Throughout the history of theatre, playwrights who have been critical of the state have done so at the risk of their lives. The clever ones, such as Molière, have not only lived to die natural deaths, but have inspired their audiences to continue to press for progressive social change.
Athol Fugard, a South African in this mold, continually challenged his country's policy of Apartheid. His first international hit, Blood Knot, first produced in 1960, resulted in the revocation of his passport, the severity of the punishment undoubtedly lessened because Fugard is white. Later, his support in 1962 of an international boycott against the South African practice of segregating theater audiences led to further restrictions.
Despite the years and the ultimate overthrow of Apartheid, and as the Shadow Theatre Company's current production attests, Blood Knot has lost none of its original power to capture the degradation of blacks under this system and, most wonderfully, the power of their faith in overcoming this evil.
Fugard sets up his examination of the insidious psychological assaults of institutional racism by focusing his entire drama on the interplay between two brothers, one dark, the other light enough to pass for white.
|Damian Hoover as Morris and|
Cajardo Lindsey as Zachariah
Damian Hoover is the light-skinned Morris, just returned after many years away. As we enter his world, he is fastidiously maintaining a one-room shack in Korsten, a ghetto near Port Elizabeth. The walls are roughly framed and covered with tin, torn cardboard, plastic, tar paper, and wood scraps. Inside, there is barely room for two beds, one chest of drawers, a stove, a table, and two chairs.
Hoover's Morris is patient and methodical, but he gives us a sense of anxiety just below the surface.

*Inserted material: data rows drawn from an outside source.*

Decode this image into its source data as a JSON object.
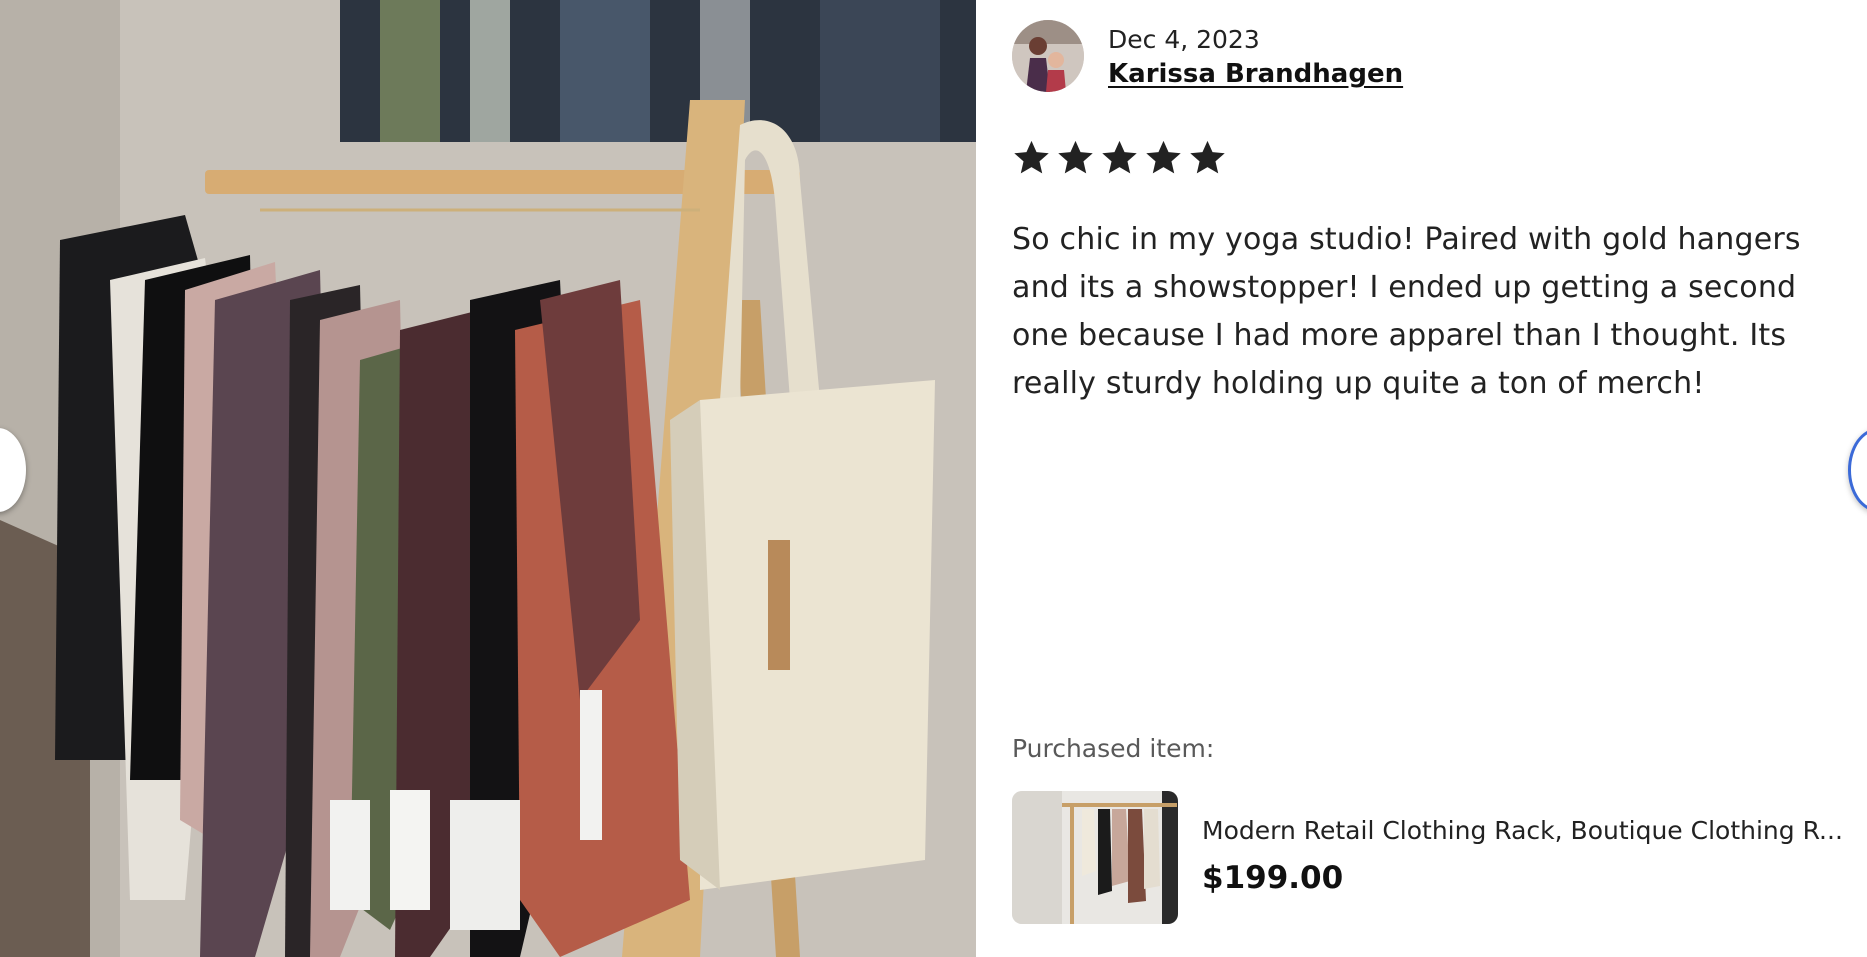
{
  "review": {
    "date": "Dec 4, 2023",
    "reviewer_name": "Karissa Brandhagen",
    "rating": 5,
    "rating_max": 5,
    "text": "So chic in my yoga studio! Paired with gold hangers and its a showstopper! I ended up getting a second one because I had more apparel than I thought. Its really sturdy holding up quite a ton of merch!"
  },
  "purchased": {
    "label": "Purchased item:",
    "title": "Modern Retail Clothing Rack, Boutique Clothing R...",
    "price": "$199.00"
  },
  "icons": {
    "star": "star-icon",
    "prev": "chevron-left-icon",
    "next": "chevron-right-icon"
  },
  "colors": {
    "text": "#222222",
    "muted": "#595959",
    "focus_ring": "#3b6ad8"
  }
}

His penchant for housekeeping details is that of an experienced hand, yet his English dialect is more elegant than one would expect to find here—reflecting both an education from his mother that was different than his brother received, and years in the city living as a white man.

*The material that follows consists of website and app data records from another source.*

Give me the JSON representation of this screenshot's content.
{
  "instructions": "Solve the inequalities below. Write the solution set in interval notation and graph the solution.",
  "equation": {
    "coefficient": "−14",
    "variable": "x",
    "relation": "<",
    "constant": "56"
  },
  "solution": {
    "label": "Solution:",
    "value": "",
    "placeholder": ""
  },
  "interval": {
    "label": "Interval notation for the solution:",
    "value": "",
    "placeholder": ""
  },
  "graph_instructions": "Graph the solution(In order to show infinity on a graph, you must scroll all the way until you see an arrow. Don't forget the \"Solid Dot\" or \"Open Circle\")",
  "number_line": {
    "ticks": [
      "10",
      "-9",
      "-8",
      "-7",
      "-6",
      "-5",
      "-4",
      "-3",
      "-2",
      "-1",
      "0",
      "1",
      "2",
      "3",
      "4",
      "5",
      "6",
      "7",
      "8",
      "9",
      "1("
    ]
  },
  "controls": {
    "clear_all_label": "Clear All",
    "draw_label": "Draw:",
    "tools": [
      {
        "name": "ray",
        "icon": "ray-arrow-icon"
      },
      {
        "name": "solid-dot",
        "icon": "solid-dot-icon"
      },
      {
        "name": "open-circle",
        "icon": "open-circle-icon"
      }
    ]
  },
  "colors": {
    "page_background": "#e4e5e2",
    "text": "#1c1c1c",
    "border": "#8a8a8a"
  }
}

Every night at precisely the same time, Morris prepares hot water for his brother's aching feet, and finishes adding healing salts just before Zachariah staggers in, weary to the bone after a long day of backbreaking labor. Their silence persists until Zachariah's aches and pains have subsided and he is able to muster enough energy to talk.

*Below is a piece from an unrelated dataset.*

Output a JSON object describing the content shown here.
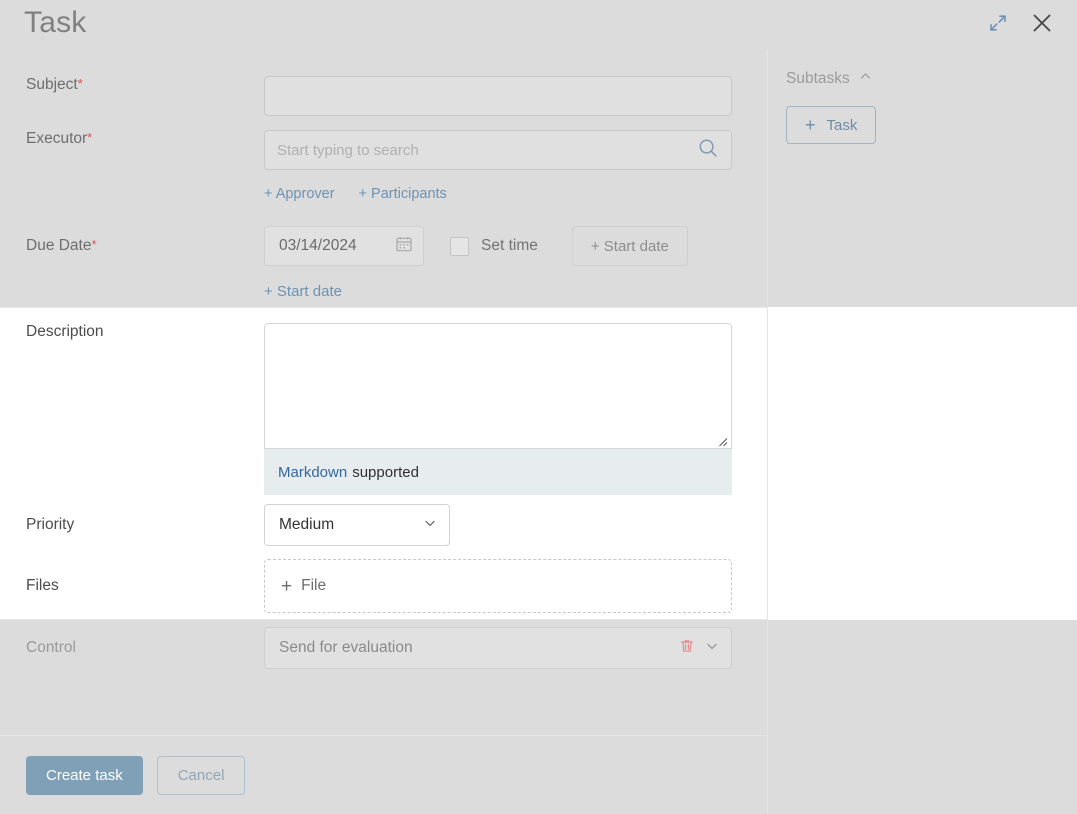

Cajardo Lindsey is Zachariah, a big, strong man. When not thoroughly fatigued, he can be imaginative and comical; living in the present, he is a challenge to Morris' serious demeanor and his plans for the future.
Lindsey brings a sensuality and joie de vivre to Zachariah that is infectious. He is more experienced with women that his brother, and enjoys this fact. In response, Morris counters his sexual shortcomings by emphasizing his ability to read, save money, and establish a goal of owning some land.
Thus, within this family, Fugard has created a microcosm of South Africa itself: the dark brother a beast of burden for the light brother. Later, he carries his point further—when Zachariah encourages Morris to pretend he is white, as he did when he lived in the city—cleverly mocking the absurdity of a state philosophy based on appearances.
Building on the fine writing and construction of the play itself, director Jeffrey Nickelson elicits career-best performances from both performers, which is saying a lot, given the caliber of Hoover's and Lindsey's previous work. Linda Morten's costumes and Rex Tangle's sound design highlight the excellent craft work, and Anna Hadzi's dialect coaching adds immeasurably to the realistic ambiance.
While Apartheid ended in South Africa, racism and its effects as portrayed in Blood Knot still persists worldwide. The play stands as an inspiration to everyone committed to seeing such despicable behavior eradicated.
Shadow Theatre Company's production of Blood Knot runs through May 1st at the Ralph Waldo Emerson Center, 1420 Ogden Street, Denver. 303-837-9355.